DIRECTIONS FOR THIS TASK — All entries shown below should be duplicated character for character.

DATA SUPPLIED —
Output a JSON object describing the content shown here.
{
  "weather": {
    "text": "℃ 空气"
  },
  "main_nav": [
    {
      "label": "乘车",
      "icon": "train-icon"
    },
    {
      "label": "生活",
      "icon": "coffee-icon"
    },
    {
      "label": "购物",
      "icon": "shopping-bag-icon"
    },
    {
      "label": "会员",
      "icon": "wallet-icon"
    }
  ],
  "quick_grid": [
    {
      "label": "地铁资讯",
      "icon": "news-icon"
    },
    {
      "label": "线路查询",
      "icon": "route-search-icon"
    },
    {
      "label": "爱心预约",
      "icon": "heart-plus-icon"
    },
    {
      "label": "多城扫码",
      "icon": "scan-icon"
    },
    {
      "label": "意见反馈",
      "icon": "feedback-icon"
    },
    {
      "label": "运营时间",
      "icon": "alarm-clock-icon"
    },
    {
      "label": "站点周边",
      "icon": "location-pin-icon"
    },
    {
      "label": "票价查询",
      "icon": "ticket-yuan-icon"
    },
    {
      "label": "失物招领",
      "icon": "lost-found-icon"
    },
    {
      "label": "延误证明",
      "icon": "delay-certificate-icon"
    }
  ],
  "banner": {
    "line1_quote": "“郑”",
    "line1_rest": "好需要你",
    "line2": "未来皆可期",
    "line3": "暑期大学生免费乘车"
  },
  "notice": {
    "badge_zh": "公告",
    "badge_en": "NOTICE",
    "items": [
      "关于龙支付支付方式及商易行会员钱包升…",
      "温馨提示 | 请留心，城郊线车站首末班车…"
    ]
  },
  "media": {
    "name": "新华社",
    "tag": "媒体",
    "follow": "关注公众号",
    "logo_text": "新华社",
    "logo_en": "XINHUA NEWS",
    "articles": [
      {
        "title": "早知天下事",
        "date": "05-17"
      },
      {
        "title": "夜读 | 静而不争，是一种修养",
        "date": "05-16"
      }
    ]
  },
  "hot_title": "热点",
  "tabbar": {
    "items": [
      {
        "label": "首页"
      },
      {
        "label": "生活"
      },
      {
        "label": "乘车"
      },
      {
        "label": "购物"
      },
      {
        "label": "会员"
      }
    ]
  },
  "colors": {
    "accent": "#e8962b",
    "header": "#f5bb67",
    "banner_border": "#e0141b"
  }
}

TASK RESPONSE —
Output a JSON object describing the content shown here.
{
  "weather": {
    "text": "℃ 空气"
  },
  "main_nav": [
    {
      "label": "乘车",
      "icon": "train-icon"
    },
    {
      "label": "生活",
      "icon": "coffee-icon"
    },
    {
      "label": "购物",
      "icon": "shopping-bag-icon"
    },
    {
      "label": "会员",
      "icon": "wallet-icon"
    }
  ],
  "quick_grid": [
    {
      "label": "地铁资讯",
      "icon": "news-icon"
    },
    {
      "label": "线路查询",
      "icon": "route-search-icon"
    },
    {
      "label": "爱心预约",
      "icon": "heart-plus-icon"
    },
    {
      "label": "多城扫码",
      "icon": "scan-icon"
    },
    {
      "label": "意见反馈",
      "icon": "feedback-icon"
    },
    {
      "label": "运营时间",
      "icon": "alarm-clock-icon"
    },
    {
      "label": "站点周边",
      "icon": "location-pin-icon"
    },
    {
      "label": "票价查询",
      "icon": "ticket-yuan-icon"
    },
    {
      "label": "失物招领",
      "icon": "lost-found-icon"
    },
    {
      "label": "延误证明",
      "icon": "delay-certificate-icon"
    }
  ],
  "banner": {
    "line1_quote": "“郑”",
    "line1_rest": "好需要你",
    "line2": "未来皆可期",
    "line3": "暑期大学生免费乘车"
  },
  "notice": {
    "badge_zh": "公告",
    "badge_en": "NOTICE",
    "items": [
      "关于龙支付支付方式及商易行会员钱包升…",
      "温馨提示 | 请留心，城郊线车站首末班车…"
    ]
  },
  "media": {
    "name": "新华社",
    "tag": "媒体",
    "follow": "关注公众号",
    "logo_text": "新华社",
    "logo_en": "XINHUA NEWS",
    "articles": [
      {
        "title": "早知天下事",
        "date": "05-17"
      },
      {
        "title": "夜读 | 静而不争，是一种修养",
        "date": "05-16"
      }
    ]
  },
  "hot_title": "热点",
  "tabbar": {
    "items": [
      {
        "label": "首页"
      },
      {
        "label": "生活"
      },
      {
        "label": "乘车"
      },
      {
        "label": "购物"
      },
      {
        "label": "会员"
      }
    ]
  },
  "colors": {
    "accent": "#e8962b",
    "header": "#f5bb67",
    "banner_border": "#e0141b"
  }
}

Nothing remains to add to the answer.